In the short animation category, I’m very happy to see Disney’s The Little Matchgirl in the running, even if it won’t win. Matchgirl will battle it out against hopefuls The Danish Poet, Lifted, Maestro and, in a nomination I certainly don’t agree with, the Scrat short No Time For Nuts. Love Scrat. Loved Ice Age. But a DVD extra is a DVD extra and should remain in the bonus features section.

As for the rest, the frankly awful Superman Returns is inexplicably up in the Best Visual Effects category, when I was shocked to see that we had actually come on so very little from the days of Kirk Alyn and the Superman cliffhanger serials. After all, what’s the difference between Superman turning into a cartoon or a rubbery CGI effect in order to fly? There’s no Night At The Museum, and Poseidon is a surprising no-hoper, but I’ll be crossing my fingers that the second Pirates Of The Caribbean picks up the statuette here for its smashing visual effects work.

While we’re at it, the Best Picture nods are Bable, The Departed, Letters From Iwo Jima, Little Miss Sunshine and The Queen, but no room for United 93, my own personal choice for the year’s best film, though director Paul Greegrass has been noted in the Direction category as well as a nod for the film’s editing.

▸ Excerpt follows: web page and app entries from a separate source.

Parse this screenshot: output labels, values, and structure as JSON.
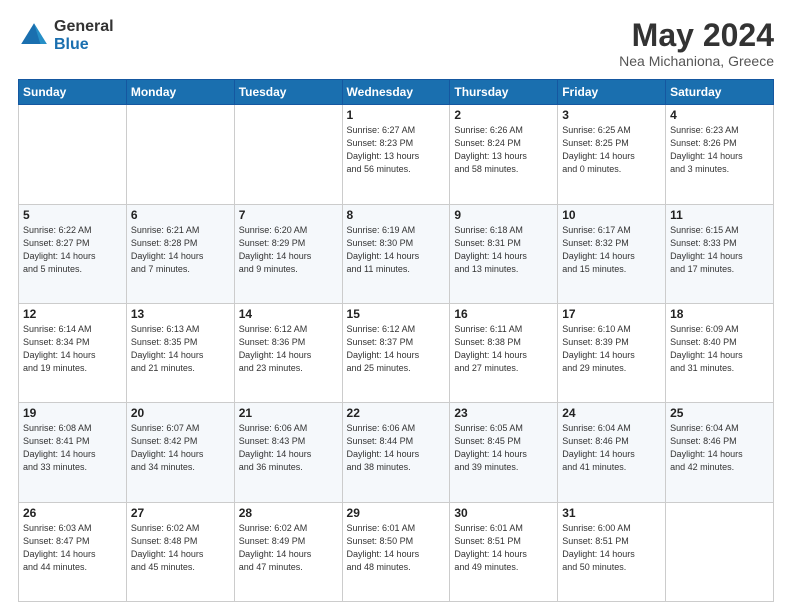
{
  "header": {
    "logo_general": "General",
    "logo_blue": "Blue",
    "month_title": "May 2024",
    "location": "Nea Michaniona, Greece"
  },
  "weekdays": [
    "Sunday",
    "Monday",
    "Tuesday",
    "Wednesday",
    "Thursday",
    "Friday",
    "Saturday"
  ],
  "weeks": [
    [
      {
        "day": "",
        "info": ""
      },
      {
        "day": "",
        "info": ""
      },
      {
        "day": "",
        "info": ""
      },
      {
        "day": "1",
        "info": "Sunrise: 6:27 AM\nSunset: 8:23 PM\nDaylight: 13 hours\nand 56 minutes."
      },
      {
        "day": "2",
        "info": "Sunrise: 6:26 AM\nSunset: 8:24 PM\nDaylight: 13 hours\nand 58 minutes."
      },
      {
        "day": "3",
        "info": "Sunrise: 6:25 AM\nSunset: 8:25 PM\nDaylight: 14 hours\nand 0 minutes."
      },
      {
        "day": "4",
        "info": "Sunrise: 6:23 AM\nSunset: 8:26 PM\nDaylight: 14 hours\nand 3 minutes."
      }
    ],
    [
      {
        "day": "5",
        "info": "Sunrise: 6:22 AM\nSunset: 8:27 PM\nDaylight: 14 hours\nand 5 minutes."
      },
      {
        "day": "6",
        "info": "Sunrise: 6:21 AM\nSunset: 8:28 PM\nDaylight: 14 hours\nand 7 minutes."
      },
      {
        "day": "7",
        "info": "Sunrise: 6:20 AM\nSunset: 8:29 PM\nDaylight: 14 hours\nand 9 minutes."
      },
      {
        "day": "8",
        "info": "Sunrise: 6:19 AM\nSunset: 8:30 PM\nDaylight: 14 hours\nand 11 minutes."
      },
      {
        "day": "9",
        "info": "Sunrise: 6:18 AM\nSunset: 8:31 PM\nDaylight: 14 hours\nand 13 minutes."
      },
      {
        "day": "10",
        "info": "Sunrise: 6:17 AM\nSunset: 8:32 PM\nDaylight: 14 hours\nand 15 minutes."
      },
      {
        "day": "11",
        "info": "Sunrise: 6:15 AM\nSunset: 8:33 PM\nDaylight: 14 hours\nand 17 minutes."
      }
    ],
    [
      {
        "day": "12",
        "info": "Sunrise: 6:14 AM\nSunset: 8:34 PM\nDaylight: 14 hours\nand 19 minutes."
      },
      {
        "day": "13",
        "info": "Sunrise: 6:13 AM\nSunset: 8:35 PM\nDaylight: 14 hours\nand 21 minutes."
      },
      {
        "day": "14",
        "info": "Sunrise: 6:12 AM\nSunset: 8:36 PM\nDaylight: 14 hours\nand 23 minutes."
      },
      {
        "day": "15",
        "info": "Sunrise: 6:12 AM\nSunset: 8:37 PM\nDaylight: 14 hours\nand 25 minutes."
      },
      {
        "day": "16",
        "info": "Sunrise: 6:11 AM\nSunset: 8:38 PM\nDaylight: 14 hours\nand 27 minutes."
      },
      {
        "day": "17",
        "info": "Sunrise: 6:10 AM\nSunset: 8:39 PM\nDaylight: 14 hours\nand 29 minutes."
      },
      {
        "day": "18",
        "info": "Sunrise: 6:09 AM\nSunset: 8:40 PM\nDaylight: 14 hours\nand 31 minutes."
      }
    ],
    [
      {
        "day": "19",
        "info": "Sunrise: 6:08 AM\nSunset: 8:41 PM\nDaylight: 14 hours\nand 33 minutes."
      },
      {
        "day": "20",
        "info": "Sunrise: 6:07 AM\nSunset: 8:42 PM\nDaylight: 14 hours\nand 34 minutes."
      },
      {
        "day": "21",
        "info": "Sunrise: 6:06 AM\nSunset: 8:43 PM\nDaylight: 14 hours\nand 36 minutes."
      },
      {
        "day": "22",
        "info": "Sunrise: 6:06 AM\nSunset: 8:44 PM\nDaylight: 14 hours\nand 38 minutes."
      },
      {
        "day": "23",
        "info": "Sunrise: 6:05 AM\nSunset: 8:45 PM\nDaylight: 14 hours\nand 39 minutes."
      },
      {
        "day": "24",
        "info": "Sunrise: 6:04 AM\nSunset: 8:46 PM\nDaylight: 14 hours\nand 41 minutes."
      },
      {
        "day": "25",
        "info": "Sunrise: 6:04 AM\nSunset: 8:46 PM\nDaylight: 14 hours\nand 42 minutes."
      }
    ],
    [
      {
        "day": "26",
        "info": "Sunrise: 6:03 AM\nSunset: 8:47 PM\nDaylight: 14 hours\nand 44 minutes."
      },
      {
        "day": "27",
        "info": "Sunrise: 6:02 AM\nSunset: 8:48 PM\nDaylight: 14 hours\nand 45 minutes."
      },
      {
        "day": "28",
        "info": "Sunrise: 6:02 AM\nSunset: 8:49 PM\nDaylight: 14 hours\nand 47 minutes."
      },
      {
        "day": "29",
        "info": "Sunrise: 6:01 AM\nSunset: 8:50 PM\nDaylight: 14 hours\nand 48 minutes."
      },
      {
        "day": "30",
        "info": "Sunrise: 6:01 AM\nSunset: 8:51 PM\nDaylight: 14 hours\nand 49 minutes."
      },
      {
        "day": "31",
        "info": "Sunrise: 6:00 AM\nSunset: 8:51 PM\nDaylight: 14 hours\nand 50 minutes."
      },
      {
        "day": "",
        "info": ""
      }
    ]
  ]
}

My picks? Well, the fact that Cars has also secured a nom for its drab and formulaic Our Town song indicates that this one is the favorite with Academy voters, though it stands little chance of beating out any of the three nominated songs from Dreamgirls. And as much as I wasn’t a huge fan of Cars (it’s Pixar’s least engaging film overall, with more stop-starts than a dodgy gear shift), it does seem to be the clear winner due to its technical prowess under the hood – though forget a decent story, as Monster House had for example, and go with the gleaming motors. Seems Cars‘ character arc of looking past the brash exterior to what goodness there is inside doesn’t apply to the movie itself! Nice that Pixar picked up the first Golden Globe for animated motion pictures, but I just wish the Academy had shown a little more originality and let some of the other manufacturers into the showroom.

– Ben.